Sunday would be the day for exploring, figuring out where we needed to be and when, and getting in a hack.
Because we couldn’t drive the truck down the barn shed row while the classes were in session, I got accustomed to lugging my tack back and forth from the parking lot pretty quickly. The Mare was NOT impressed with her stall situation, and let me know as such when I walked down the aisleway. Our stall-mates were already present by the time we got there, and while Trainer was parking the truck….I figured out the mystery of the poop when I caught one of our stall-mates cleaning their horse’s stall.
“THEY ARE PUTTING THE POOP IN THE TRASH CANS!” I texted trainer. When she got up to the barns, she confirmed with our neighbors that this was correct. They actually have a waste management company come around to the barns everyday and empty the plethora of trash cans. Unconventional, maybe, but it kept everything super clean.

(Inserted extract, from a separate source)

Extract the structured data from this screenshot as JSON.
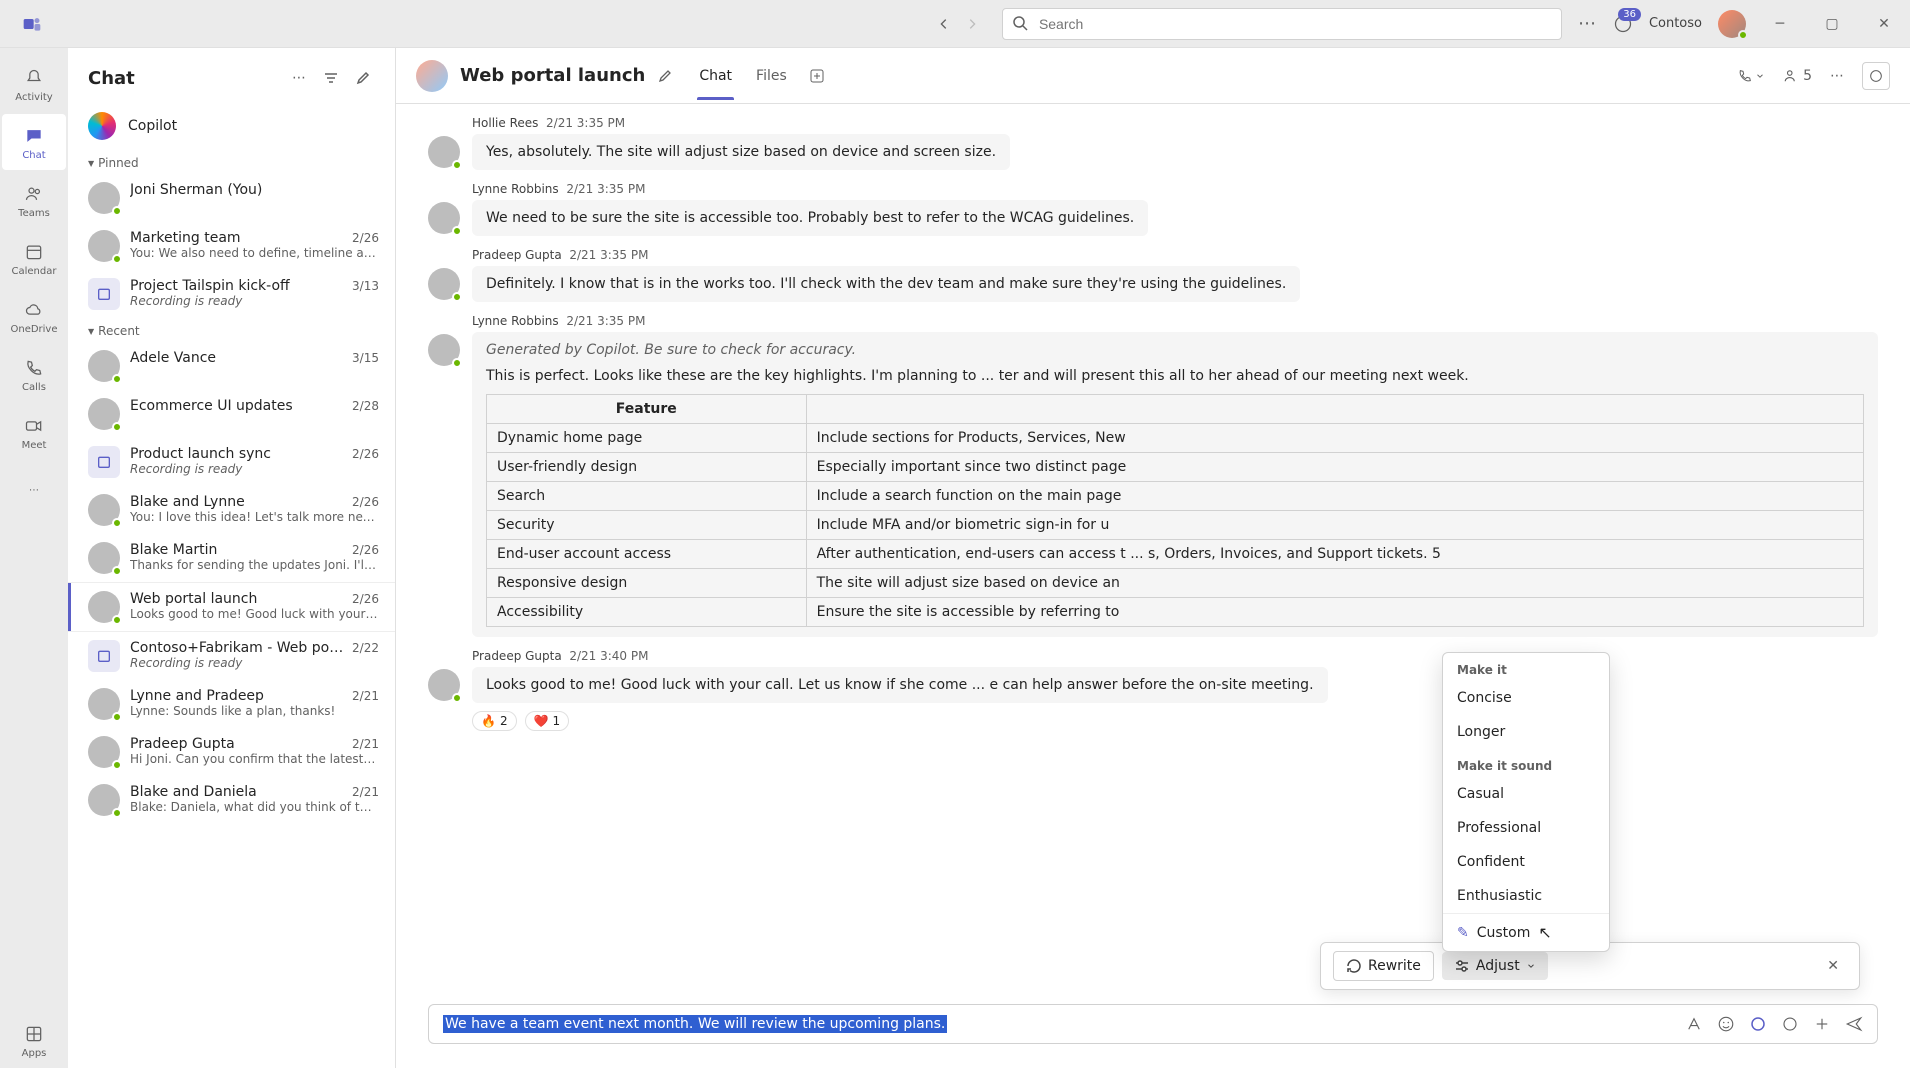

After The Mare had breakfast and her stall was cleaned (into the trash can – by far one of the strangest things I’ve done), we started to scope everything out. We had a prime stall location – right near a spigot for easy bucket filling, right by a bathroom, across the barn row from the arenas we needed to be in, and surrounded by a fantastic group of exhibitors – several dressage riders and several hunter riders.
Further up towards the main coliseum, we ogled at the elaborate stall set-ups that the bigger barns had, browsed the shopping, and located our arenas.
We couldn’t school until showing was completed for the day, so we waited around and chatted with our dressage friends, and took The Mare on a walk around the grounds, until I could ride. I learned quickly that The Mare is very unsettled by the park horses and their high-stepping noises, as well as the carriages – but other than that, she took everything in her normal, non-plussed fashion.
One of the coolest parts of this show was seeing the absolute diversity of the breed across the disciplines. One of the dressage ladies across from us had her Morgan stallions, one of them 28 years old, and one of them 13.3 hands, both very stoutly-built and old-typey. Down the aisle was an easily 16 hand, refined, long-legged hunter that I would’ve snatched in a heartbeat. The western Morgans, compact but still so active in their strides; the beautifully matched four-in-hand carriage teams; the little driving ponies; the big saddleseat Morgans; the roadsters barreling down the rail in their road trot…a little bit of everything.
And here was my little mare, here to show what she could do against some of the nicest-looking Morgans I’d ever seen.
I was expecting her to be pretty fiery given her long trip out and a new location. She was a little forward, but so responsive and she felt amazing. We had a local eventer
who offers PEMF treatments come up the Wednesday before we left to work on The Mare, and I could definitely feel the difference through her back and hind end engagement. I could not have been happier with how she schooled. It had warmed up just enough that I was able to get her a bath, and found a spot of grass to let her graze and decompress while she dried.
We put her away for the evening and I was devising a plan for the first class the following day. The hunter/jumper ring wasn’t going to start until 7 PM, so we’d have most of the day for last minute things like tack cleaning. I figured I’d spend Monday hand-grazing and walking, scrubbing tack, polishing boots, and studying – since the day after we were returning from OKC I would have 2 final exams.
The first ride in Oklahoma was in the books and it was a bit out-of-body, but it really just felt right. I was nervous, but not quite as petrified as I thought I was going to be. I was looking forward to our first class of the show, and knew The Mare was going to be ready for whatever was put in front of her.